Segment Open

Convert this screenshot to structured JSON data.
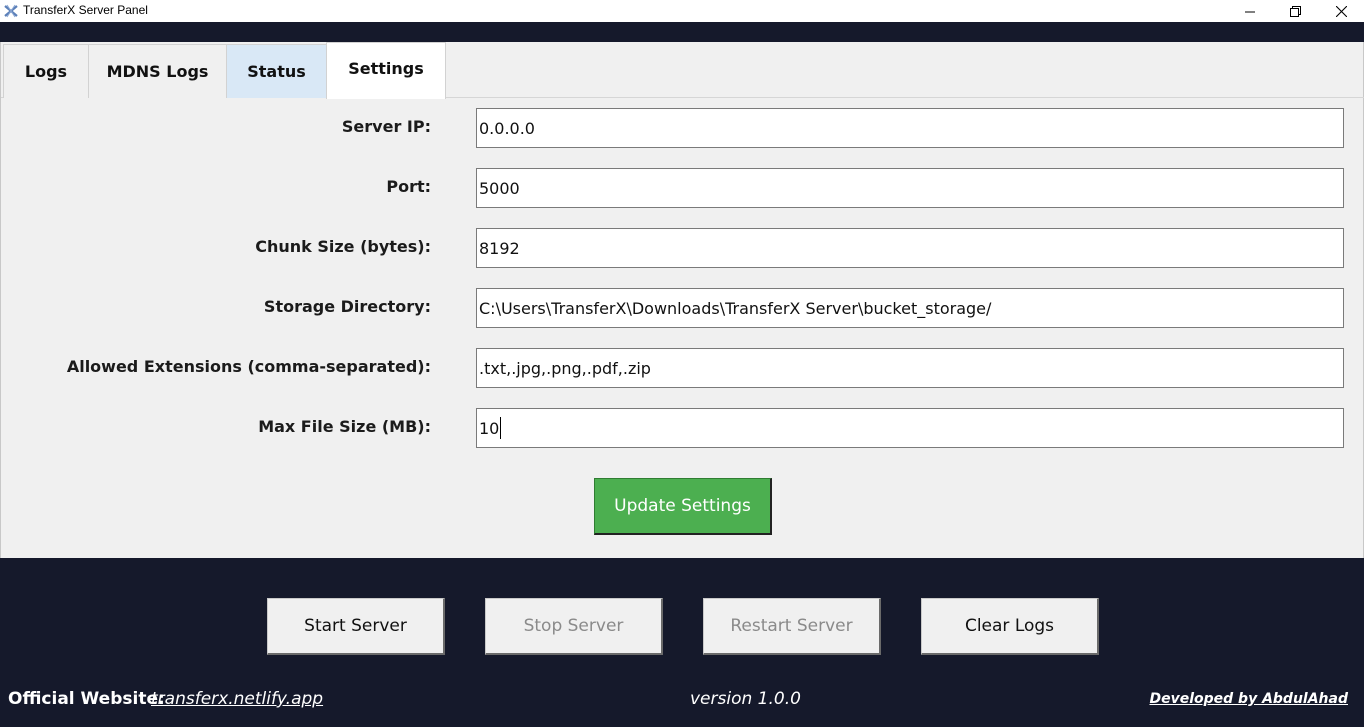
{
  "window": {
    "title": "TransferX Server Panel",
    "icon": "transferx-logo-icon",
    "controls": [
      "minimize-icon",
      "restore-icon",
      "close-icon"
    ]
  },
  "tabs": [
    {
      "label": "Logs",
      "selected": false
    },
    {
      "label": "MDNS Logs",
      "selected": false
    },
    {
      "label": "Status",
      "selected": false
    },
    {
      "label": "Settings",
      "selected": true
    }
  ],
  "settings": {
    "server_ip": {
      "label": "Server IP:",
      "value": "0.0.0.0"
    },
    "port": {
      "label": "Port:",
      "value": "5000"
    },
    "chunk_size": {
      "label": "Chunk Size (bytes):",
      "value": "8192"
    },
    "storage_directory": {
      "label": "Storage Directory:",
      "value": "C:\\Users\\TransferX\\Downloads\\TransferX Server\\bucket_storage/"
    },
    "allowed_extensions": {
      "label": "Allowed Extensions (comma-separated):",
      "value": ".txt,.jpg,.png,.pdf,.zip"
    },
    "max_file_size": {
      "label": "Max File Size (MB):",
      "value": "10"
    },
    "update_button": "Update Settings"
  },
  "controls": {
    "start": "Start Server",
    "stop": "Stop Server",
    "restart": "Restart Server",
    "clear": "Clear Logs"
  },
  "footer": {
    "website_label": "Official Website:",
    "website_link": "transferx.netlify.app",
    "version": "version 1.0.0",
    "developer": "Developed by AbdulAhad"
  },
  "colors": {
    "background": "#15192b",
    "panel": "#f0f0f0",
    "accent_green": "#4caf50",
    "status_tab": "#d9e8f6"
  }
}
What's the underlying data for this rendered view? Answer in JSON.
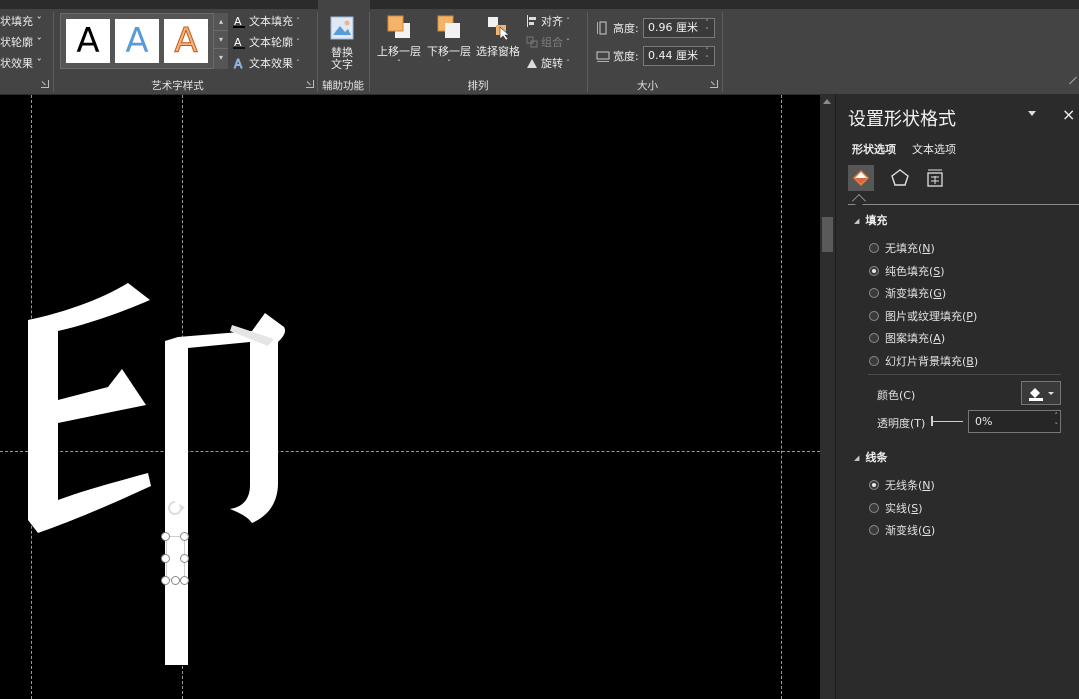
{
  "ribbon": {
    "shape_style_cmds": [
      {
        "label": "状填充 ˇ"
      },
      {
        "label": "状轮廓 ˇ"
      },
      {
        "label": "状效果 ˇ"
      }
    ],
    "wordart": {
      "swatch_letter": "A",
      "swatches": [
        {
          "name": "black",
          "color": "#000000"
        },
        {
          "name": "blue",
          "color": "#5b9bd5"
        },
        {
          "name": "orange",
          "color": "#f4b183"
        }
      ],
      "text_fill": "文本填充",
      "text_outline": "文本轮廓",
      "text_effects": "文本效果",
      "group_label": "艺术字样式"
    },
    "accessibility": {
      "alt_text_line1": "替换",
      "alt_text_line2": "文字",
      "group_label": "辅助功能"
    },
    "arrange": {
      "bring_forward": "上移一层",
      "send_backward": "下移一层",
      "selection_pane": "选择窗格",
      "align": "对齐",
      "group": "组合",
      "rotate": "旋转",
      "group_label": "排列"
    },
    "size": {
      "height_label": "高度:",
      "height_value": "0.96 厘米",
      "width_label": "宽度:",
      "width_value": "0.44 厘米",
      "group_label": "大小"
    }
  },
  "canvas": {
    "character": "印",
    "text_color": "#ffffff",
    "background": "#000000"
  },
  "pane": {
    "title": "设置形状格式",
    "close": "×",
    "tabs": [
      "形状选项",
      "文本选项"
    ],
    "fill_section": "填充",
    "fill_options": [
      {
        "label": "无填充(",
        "key": "N",
        "selected": false
      },
      {
        "label": "纯色填充(",
        "key": "S",
        "selected": true
      },
      {
        "label": "渐变填充(",
        "key": "G",
        "selected": false
      },
      {
        "label": "图片或纹理填充(",
        "key": "P",
        "selected": false
      },
      {
        "label": "图案填充(",
        "key": "A",
        "selected": false
      },
      {
        "label": "幻灯片背景填充(",
        "key": "B",
        "selected": false
      }
    ],
    "color_label": "颜色(C)",
    "transparency_label": "透明度(T)",
    "transparency_value": "0%",
    "line_section": "线条",
    "line_options": [
      {
        "label": "无线条(",
        "key": "N",
        "selected": true
      },
      {
        "label": "实线(",
        "key": "S",
        "selected": false
      },
      {
        "label": "渐变线(",
        "key": "G",
        "selected": false
      }
    ]
  }
}
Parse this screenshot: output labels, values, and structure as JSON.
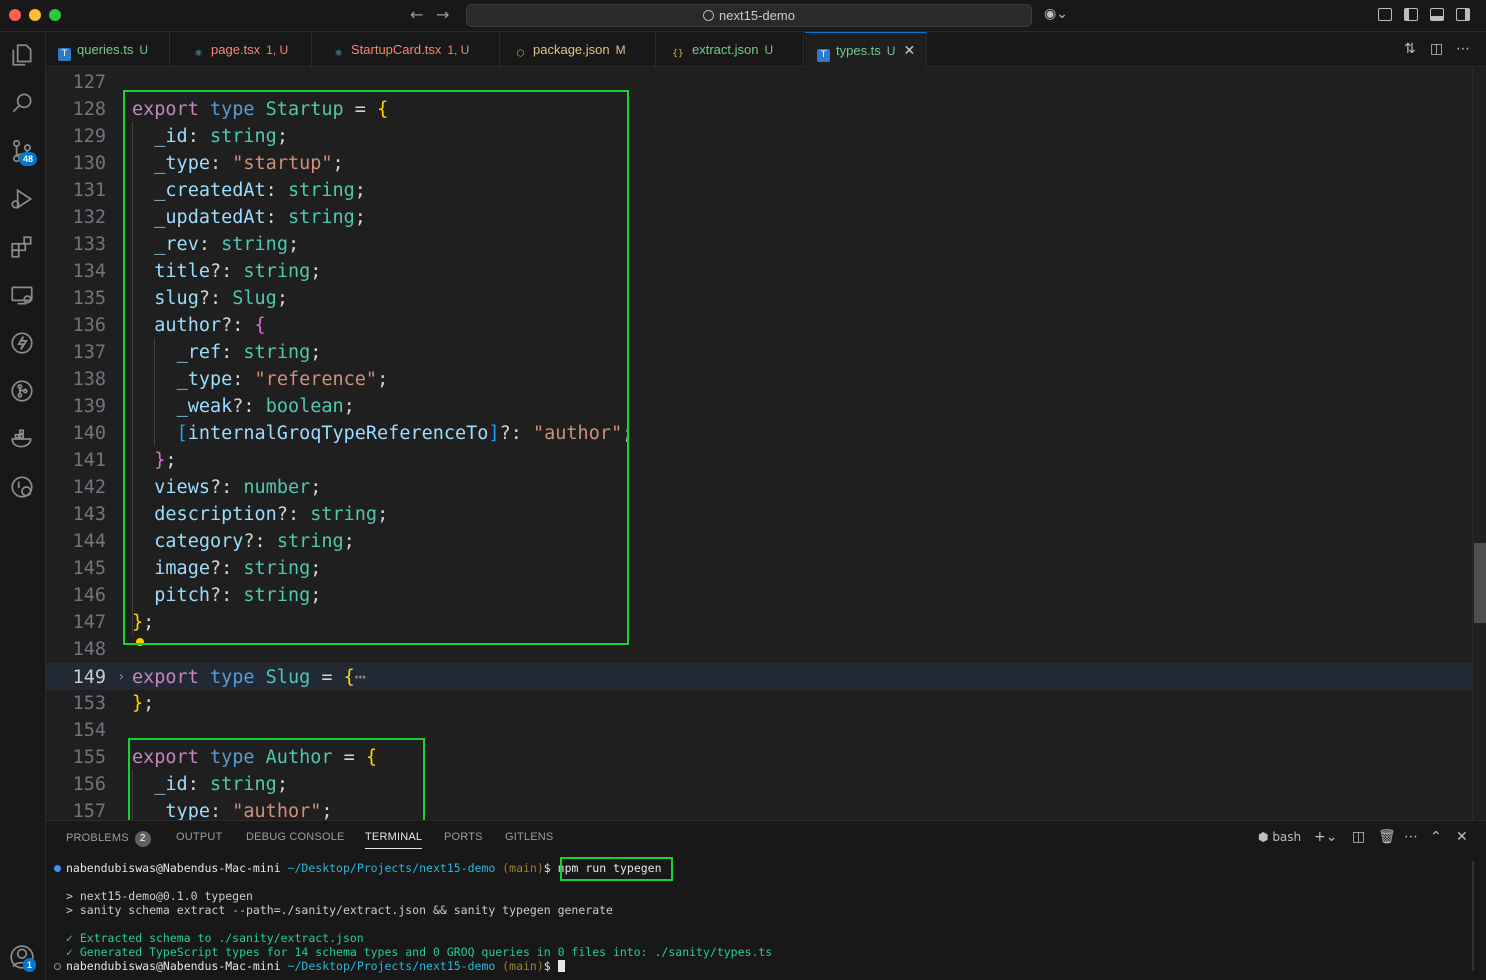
{
  "titlebar": {
    "search_label": "next15-demo",
    "back_icon": "arrow-left-icon",
    "forward_icon": "arrow-right-icon"
  },
  "activity_bar": {
    "items": [
      "explorer",
      "search",
      "source-control",
      "run-debug",
      "extensions",
      "remote-explorer",
      "thunder-client",
      "git-graph",
      "docker",
      "timeline"
    ],
    "source_control_badge": "48",
    "account_badge": "1"
  },
  "tabs": [
    {
      "name": "queries.ts",
      "status": "U",
      "icon": "TS",
      "active": false
    },
    {
      "name": "page.tsx",
      "status": "1, U",
      "icon": "react",
      "active": false
    },
    {
      "name": "StartupCard.tsx",
      "status": "1, U",
      "icon": "react",
      "active": false
    },
    {
      "name": "package.json",
      "status": "M",
      "icon": "node",
      "active": false
    },
    {
      "name": "extract.json",
      "status": "U",
      "icon": "{}",
      "active": false
    },
    {
      "name": "types.ts",
      "status": "U",
      "icon": "TS",
      "active": true
    }
  ],
  "editor": {
    "line_numbers": [
      "127",
      "128",
      "129",
      "130",
      "131",
      "132",
      "133",
      "134",
      "135",
      "136",
      "137",
      "138",
      "139",
      "140",
      "141",
      "142",
      "143",
      "144",
      "145",
      "146",
      "147",
      "148",
      "149",
      "153",
      "154",
      "155",
      "156",
      "157"
    ],
    "current_line": "149",
    "lines": {
      "l128": {
        "kw1": "export",
        "kw2": "type",
        "name": "Startup",
        "op": " = ",
        "brace": "{"
      },
      "l129": {
        "prop": "_id",
        "sep": ": ",
        "type": "string",
        "end": ";"
      },
      "l130": {
        "prop": "_type",
        "sep": ": ",
        "str": "\"startup\"",
        "end": ";"
      },
      "l131": {
        "prop": "_createdAt",
        "sep": ": ",
        "type": "string",
        "end": ";"
      },
      "l132": {
        "prop": "_updatedAt",
        "sep": ": ",
        "type": "string",
        "end": ";"
      },
      "l133": {
        "prop": "_rev",
        "sep": ": ",
        "type": "string",
        "end": ";"
      },
      "l134": {
        "prop": "title",
        "sep": "?: ",
        "type": "string",
        "end": ";"
      },
      "l135": {
        "prop": "slug",
        "sep": "?: ",
        "type": "Slug",
        "end": ";"
      },
      "l136": {
        "prop": "author",
        "sep": "?: ",
        "brace": "{"
      },
      "l137": {
        "prop": "_ref",
        "sep": ": ",
        "type": "string",
        "end": ";"
      },
      "l138": {
        "prop": "_type",
        "sep": ": ",
        "str": "\"reference\"",
        "end": ";"
      },
      "l139": {
        "prop": "_weak",
        "sep": "?: ",
        "type": "boolean",
        "end": ";"
      },
      "l140": {
        "open": "[",
        "prop": "internalGroqTypeReferenceTo",
        "close": "]",
        "sep": "?: ",
        "str": "\"author\"",
        "end": ";"
      },
      "l141": {
        "brace": "}",
        "end": ";"
      },
      "l142": {
        "prop": "views",
        "sep": "?: ",
        "type": "number",
        "end": ";"
      },
      "l143": {
        "prop": "description",
        "sep": "?: ",
        "type": "string",
        "end": ";"
      },
      "l144": {
        "prop": "category",
        "sep": "?: ",
        "type": "string",
        "end": ";"
      },
      "l145": {
        "prop": "image",
        "sep": "?: ",
        "type": "string",
        "end": ";"
      },
      "l146": {
        "prop": "pitch",
        "sep": "?: ",
        "type": "string",
        "end": ";"
      },
      "l147": {
        "brace": "}",
        "end": ";"
      },
      "l149": {
        "kw1": "export",
        "kw2": "type",
        "name": "Slug",
        "op": " = ",
        "brace": "{",
        "ellipsis": "⋯"
      },
      "l153": {
        "brace": "}",
        "end": ";"
      },
      "l155": {
        "kw1": "export",
        "kw2": "type",
        "name": "Author",
        "op": " = ",
        "brace": "{"
      },
      "l156": {
        "prop": "_id",
        "sep": ": ",
        "type": "string",
        "end": ";"
      },
      "l157": {
        "prop": "_type",
        "sep": ": ",
        "str": "\"author\"",
        "end": ";"
      }
    }
  },
  "panel": {
    "tabs": [
      "PROBLEMS",
      "OUTPUT",
      "DEBUG CONSOLE",
      "TERMINAL",
      "PORTS",
      "GITLENS"
    ],
    "active_tab": "TERMINAL",
    "problems_count": "2",
    "shell_label": "bash",
    "terminal": {
      "prompt_user": "nabendubiswas@Nabendus-Mac-mini",
      "prompt_path": "~/Desktop/Projects/next15-demo",
      "prompt_branch": "(main)",
      "prompt_symbol": "$",
      "command": "npm run typegen",
      "out1": "> next15-demo@0.1.0 typegen",
      "out2": "> sanity schema extract --path=./sanity/extract.json && sanity typegen generate",
      "ok1": "✓ Extracted schema to ./sanity/extract.json",
      "ok2": "✓ Generated TypeScript types for 14 schema types and 0 GROQ queries in 0 files into: ./sanity/types.ts"
    }
  },
  "colors": {
    "highlight_box": "#1bd12b",
    "accent": "#0078d4"
  }
}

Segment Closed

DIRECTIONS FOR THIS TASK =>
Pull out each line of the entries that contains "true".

EXERCISE SOLUTION =>
      "selected": true
        "selected": true
        "selected": true
      "active": true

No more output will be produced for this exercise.